Although the entries contain pictures, repeat only their words, exactly as written.

-=-=-

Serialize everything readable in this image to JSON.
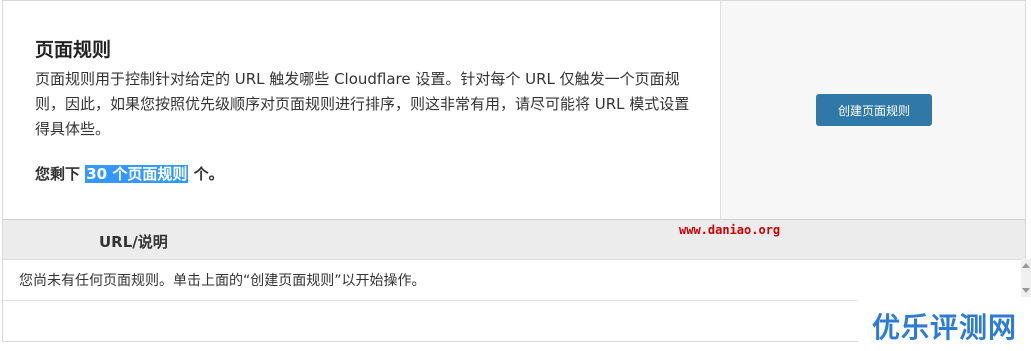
{
  "panel": {
    "title": "页面规则",
    "description": "页面规则用于控制针对给定的 URL 触发哪些 Cloudflare 设置。针对每个 URL 仅触发一个页面规则，因此，如果您按照优先级顺序对页面规则进行排序，则这非常有用，请尽可能将 URL 模式设置得具体些。",
    "remaining_prefix": "您剩下",
    "remaining_highlight": "30 个页面规则",
    "remaining_suffix": "个。",
    "create_button_label": "创建页面规则"
  },
  "table": {
    "columns": [
      "URL/说明"
    ],
    "empty_message": "您尚未有任何页面规则。单击上面的“创建页面规则”以开始操作。"
  },
  "watermark": {
    "url_text": "www.daniao.org",
    "brand_text": "优乐评测网"
  },
  "colors": {
    "button_bg": "#2f78a8",
    "highlight_bg": "#3399ff",
    "header_bg": "#ececec",
    "right_panel_bg": "#f7f7f7",
    "watermark_url": "#cc0000",
    "brand": "#2d7bd2"
  }
}
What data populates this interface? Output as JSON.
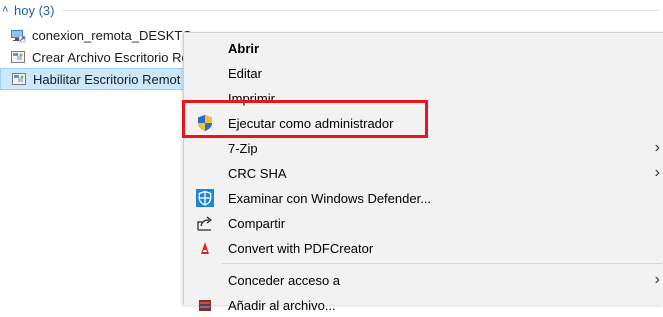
{
  "group": {
    "chevron": "˄",
    "title": "hoy (3)"
  },
  "files": [
    {
      "name": "conexion_remota_DESKTC",
      "icon": "remote-desktop-icon",
      "selected": false
    },
    {
      "name": "Crear Archivo Escritorio Re",
      "icon": "registry-file-icon",
      "selected": false
    },
    {
      "name": "Habilitar Escritorio Remot",
      "icon": "registry-file-icon",
      "selected": true
    }
  ],
  "menu": {
    "open": "Abrir",
    "edit": "Editar",
    "print": "Imprimir",
    "run_as_admin": "Ejecutar como administrador",
    "zip": "7-Zip",
    "crc": "CRC SHA",
    "defender": "Examinar con Windows Defender...",
    "share": "Compartir",
    "pdf": "Convert with PDFCreator",
    "grant_access": "Conceder acceso a",
    "add_archive": "Añadir al archivo..."
  },
  "colors": {
    "highlight": "#e8151c",
    "selection": "#cce8ff",
    "group_title": "#1e5fb4"
  }
}
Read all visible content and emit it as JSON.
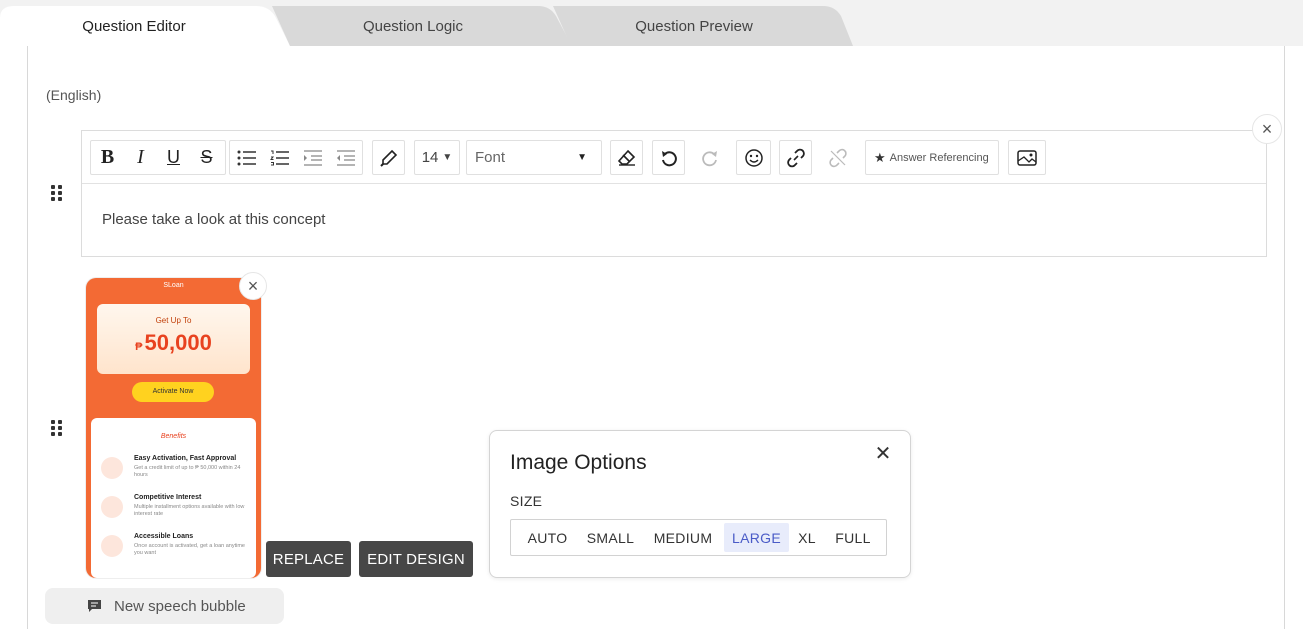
{
  "tabs": [
    {
      "label": "Question Editor",
      "active": true
    },
    {
      "label": "Question Logic",
      "active": false
    },
    {
      "label": "Question Preview",
      "active": false
    }
  ],
  "language_label": "(English)",
  "toolbar": {
    "bold": "B",
    "italic": "I",
    "underline": "U",
    "strike": "S",
    "font_size": "14",
    "font_family": "Font",
    "answer_referencing": "Answer Referencing"
  },
  "editor": {
    "text": "Please take a look at this concept"
  },
  "phone_image": {
    "header": "SLoan",
    "hero_small": "Get Up To",
    "hero_amount": "50,000",
    "hero_currency": "₱",
    "cta": "Activate Now",
    "benefits_heading": "Benefits",
    "benefits": [
      {
        "title": "Easy Activation, Fast Approval",
        "desc": "Get a credit limit of up to ₱ 50,000 within 24 hours"
      },
      {
        "title": "Competitive Interest",
        "desc": "Multiple installment options available with low interest rate"
      },
      {
        "title": "Accessible Loans",
        "desc": "Once account is activated, get a loan anytime you want"
      }
    ]
  },
  "image_buttons": {
    "replace": "REPLACE",
    "edit_design": "EDIT DESIGN"
  },
  "speech_bubble": {
    "label": "New speech bubble"
  },
  "image_options": {
    "title": "Image Options",
    "size_label": "SIZE",
    "sizes": [
      "AUTO",
      "SMALL",
      "MEDIUM",
      "LARGE",
      "XL",
      "FULL"
    ],
    "selected": "LARGE"
  },
  "colors": {
    "accent": "#4a5bc7",
    "selected_bg": "#e8ecfb",
    "dark_button": "#474747",
    "phone_orange": "#f36a34"
  }
}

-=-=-

◆ **Answer space**:
Serialize everything readable in this image to JSON.
{
  "panel": {
    "title": "页面规则",
    "description": "页面规则用于控制针对给定的 URL 触发哪些 Cloudflare 设置。针对每个 URL 仅触发一个页面规则，因此，如果您按照优先级顺序对页面规则进行排序，则这非常有用，请尽可能将 URL 模式设置得具体些。",
    "remaining_prefix": "您剩下",
    "remaining_highlight": "30 个页面规则",
    "remaining_suffix": "个。",
    "create_button_label": "创建页面规则"
  },
  "table": {
    "columns": [
      "URL/说明"
    ],
    "empty_message": "您尚未有任何页面规则。单击上面的“创建页面规则”以开始操作。"
  },
  "watermark": {
    "url_text": "www.daniao.org",
    "brand_text": "优乐评测网"
  },
  "colors": {
    "button_bg": "#2f78a8",
    "highlight_bg": "#3399ff",
    "header_bg": "#ececec",
    "right_panel_bg": "#f7f7f7",
    "watermark_url": "#cc0000",
    "brand": "#2d7bd2"
  }
}
What data populates this interface? Output as JSON.
{
  "group": {
    "chevron": "˄",
    "title": "hoy (3)"
  },
  "files": [
    {
      "name": "conexion_remota_DESKTC",
      "icon": "remote-desktop-icon",
      "selected": false
    },
    {
      "name": "Crear Archivo Escritorio Re",
      "icon": "registry-file-icon",
      "selected": false
    },
    {
      "name": "Habilitar Escritorio Remot",
      "icon": "registry-file-icon",
      "selected": true
    }
  ],
  "menu": {
    "open": "Abrir",
    "edit": "Editar",
    "print": "Imprimir",
    "run_as_admin": "Ejecutar como administrador",
    "zip": "7-Zip",
    "crc": "CRC SHA",
    "defender": "Examinar con Windows Defender...",
    "share": "Compartir",
    "pdf": "Convert with PDFCreator",
    "grant_access": "Conceder acceso a",
    "add_archive": "Añadir al archivo..."
  },
  "colors": {
    "highlight": "#e8151c",
    "selection": "#cce8ff",
    "group_title": "#1e5fb4"
  }
}
Read all visible content and emit it as JSON.
{
  "tabs": [
    {
      "label": "Question Editor",
      "active": true
    },
    {
      "label": "Question Logic",
      "active": false
    },
    {
      "label": "Question Preview",
      "active": false
    }
  ],
  "language_label": "(English)",
  "toolbar": {
    "bold": "B",
    "italic": "I",
    "underline": "U",
    "strike": "S",
    "font_size": "14",
    "font_family": "Font",
    "answer_referencing": "Answer Referencing"
  },
  "editor": {
    "text": "Please take a look at this concept"
  },
  "phone_image": {
    "header": "SLoan",
    "hero_small": "Get Up To",
    "hero_amount": "50,000",
    "hero_currency": "₱",
    "cta": "Activate Now",
    "benefits_heading": "Benefits",
    "benefits": [
      {
        "title": "Easy Activation, Fast Approval",
        "desc": "Get a credit limit of up to ₱ 50,000 within 24 hours"
      },
      {
        "title": "Competitive Interest",
        "desc": "Multiple installment options available with low interest rate"
      },
      {
        "title": "Accessible Loans",
        "desc": "Once account is activated, get a loan anytime you want"
      }
    ]
  },
  "image_buttons": {
    "replace": "REPLACE",
    "edit_design": "EDIT DESIGN"
  },
  "speech_bubble": {
    "label": "New speech bubble"
  },
  "image_options": {
    "title": "Image Options",
    "size_label": "SIZE",
    "sizes": [
      "AUTO",
      "SMALL",
      "MEDIUM",
      "LARGE",
      "XL",
      "FULL"
    ],
    "selected": "LARGE"
  },
  "colors": {
    "accent": "#4a5bc7",
    "selected_bg": "#e8ecfb",
    "dark_button": "#474747",
    "phone_orange": "#f36a34"
  }
}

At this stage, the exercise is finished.